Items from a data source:
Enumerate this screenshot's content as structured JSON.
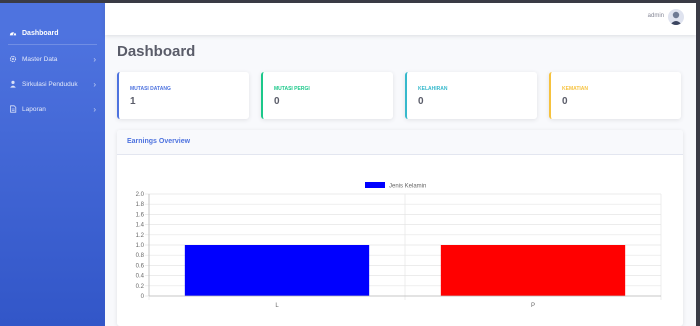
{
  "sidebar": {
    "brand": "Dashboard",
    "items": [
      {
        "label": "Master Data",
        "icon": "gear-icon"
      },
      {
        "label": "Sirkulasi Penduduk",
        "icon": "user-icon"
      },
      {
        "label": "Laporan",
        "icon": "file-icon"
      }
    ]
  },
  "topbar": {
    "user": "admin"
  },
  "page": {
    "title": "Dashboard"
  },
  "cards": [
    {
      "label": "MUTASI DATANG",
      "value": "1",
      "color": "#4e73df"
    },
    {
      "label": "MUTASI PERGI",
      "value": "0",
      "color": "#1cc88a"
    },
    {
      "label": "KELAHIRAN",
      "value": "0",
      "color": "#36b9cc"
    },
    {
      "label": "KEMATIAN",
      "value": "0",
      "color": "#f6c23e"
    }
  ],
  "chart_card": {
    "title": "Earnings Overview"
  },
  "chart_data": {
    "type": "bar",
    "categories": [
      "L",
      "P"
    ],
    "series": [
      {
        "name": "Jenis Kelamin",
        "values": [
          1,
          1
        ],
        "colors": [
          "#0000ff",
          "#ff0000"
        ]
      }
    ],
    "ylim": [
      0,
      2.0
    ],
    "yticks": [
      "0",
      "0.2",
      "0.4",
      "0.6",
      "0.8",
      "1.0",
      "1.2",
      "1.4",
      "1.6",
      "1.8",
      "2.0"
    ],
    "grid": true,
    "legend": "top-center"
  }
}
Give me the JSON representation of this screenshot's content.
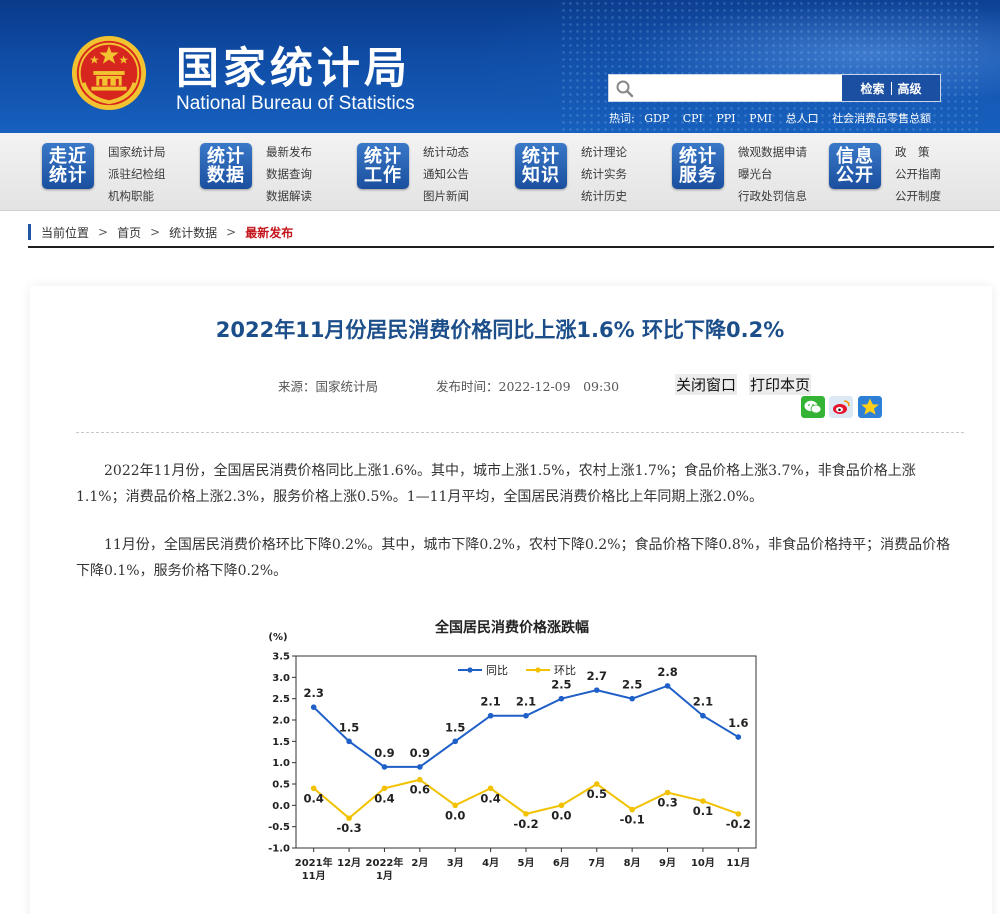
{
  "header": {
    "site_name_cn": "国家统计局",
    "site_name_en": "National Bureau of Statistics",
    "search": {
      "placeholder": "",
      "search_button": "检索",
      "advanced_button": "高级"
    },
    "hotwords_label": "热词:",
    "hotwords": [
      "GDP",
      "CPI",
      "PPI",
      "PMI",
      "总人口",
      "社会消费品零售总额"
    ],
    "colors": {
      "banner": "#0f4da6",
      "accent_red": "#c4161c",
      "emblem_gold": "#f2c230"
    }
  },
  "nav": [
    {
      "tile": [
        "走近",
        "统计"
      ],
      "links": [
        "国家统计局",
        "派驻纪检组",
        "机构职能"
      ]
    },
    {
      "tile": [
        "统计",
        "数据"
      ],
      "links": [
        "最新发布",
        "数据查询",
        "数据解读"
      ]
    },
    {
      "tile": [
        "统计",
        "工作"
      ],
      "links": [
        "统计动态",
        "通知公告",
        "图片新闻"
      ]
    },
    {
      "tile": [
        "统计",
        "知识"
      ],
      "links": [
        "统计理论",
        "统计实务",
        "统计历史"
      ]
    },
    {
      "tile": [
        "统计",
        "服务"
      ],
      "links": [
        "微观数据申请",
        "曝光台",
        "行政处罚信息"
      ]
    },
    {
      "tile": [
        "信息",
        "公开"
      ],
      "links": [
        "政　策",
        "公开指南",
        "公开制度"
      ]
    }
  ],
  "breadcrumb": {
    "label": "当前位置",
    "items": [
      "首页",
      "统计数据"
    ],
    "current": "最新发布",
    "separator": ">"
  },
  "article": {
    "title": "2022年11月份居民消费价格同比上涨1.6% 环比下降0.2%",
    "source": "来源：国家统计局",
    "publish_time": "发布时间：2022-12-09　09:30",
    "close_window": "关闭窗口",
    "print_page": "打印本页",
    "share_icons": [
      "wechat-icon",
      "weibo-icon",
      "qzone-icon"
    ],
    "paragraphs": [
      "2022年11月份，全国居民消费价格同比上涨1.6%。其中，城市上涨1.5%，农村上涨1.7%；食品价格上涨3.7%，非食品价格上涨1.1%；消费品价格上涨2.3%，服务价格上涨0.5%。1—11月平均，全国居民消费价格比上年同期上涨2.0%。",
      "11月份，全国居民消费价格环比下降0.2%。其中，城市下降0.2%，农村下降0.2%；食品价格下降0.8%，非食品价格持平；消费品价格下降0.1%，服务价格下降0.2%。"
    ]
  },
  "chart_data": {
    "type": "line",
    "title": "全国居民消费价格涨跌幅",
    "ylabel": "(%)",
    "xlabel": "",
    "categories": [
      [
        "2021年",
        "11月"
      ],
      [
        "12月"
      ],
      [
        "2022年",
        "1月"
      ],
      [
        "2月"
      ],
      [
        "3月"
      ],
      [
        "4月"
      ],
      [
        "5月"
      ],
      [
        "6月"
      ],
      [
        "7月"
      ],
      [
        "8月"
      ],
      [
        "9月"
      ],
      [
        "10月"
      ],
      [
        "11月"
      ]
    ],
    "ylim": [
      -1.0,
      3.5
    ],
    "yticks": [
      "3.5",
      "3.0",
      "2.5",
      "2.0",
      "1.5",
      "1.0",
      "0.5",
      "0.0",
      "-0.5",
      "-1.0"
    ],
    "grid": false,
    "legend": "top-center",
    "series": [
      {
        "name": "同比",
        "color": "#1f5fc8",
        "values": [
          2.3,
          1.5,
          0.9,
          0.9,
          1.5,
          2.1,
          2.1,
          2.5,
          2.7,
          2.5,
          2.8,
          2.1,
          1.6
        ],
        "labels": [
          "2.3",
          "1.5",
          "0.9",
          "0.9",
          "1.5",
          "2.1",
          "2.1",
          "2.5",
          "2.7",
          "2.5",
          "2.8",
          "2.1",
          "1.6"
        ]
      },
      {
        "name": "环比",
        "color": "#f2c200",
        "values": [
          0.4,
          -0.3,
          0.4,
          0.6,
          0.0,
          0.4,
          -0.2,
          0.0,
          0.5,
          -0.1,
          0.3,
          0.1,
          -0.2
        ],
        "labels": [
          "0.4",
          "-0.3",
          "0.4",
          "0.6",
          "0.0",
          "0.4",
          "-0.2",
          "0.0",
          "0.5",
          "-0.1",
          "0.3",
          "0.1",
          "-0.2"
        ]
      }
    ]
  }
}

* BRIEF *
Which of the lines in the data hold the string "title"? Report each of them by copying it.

* FINISHED EXERCISE *
    "title": "Dashboard"
    "title": "Earnings Overview"
    "title": "2022年11月份居民消费价格同比上涨1.6% 环比下降0.2%",
    "title": "全国居民消费价格涨跌幅",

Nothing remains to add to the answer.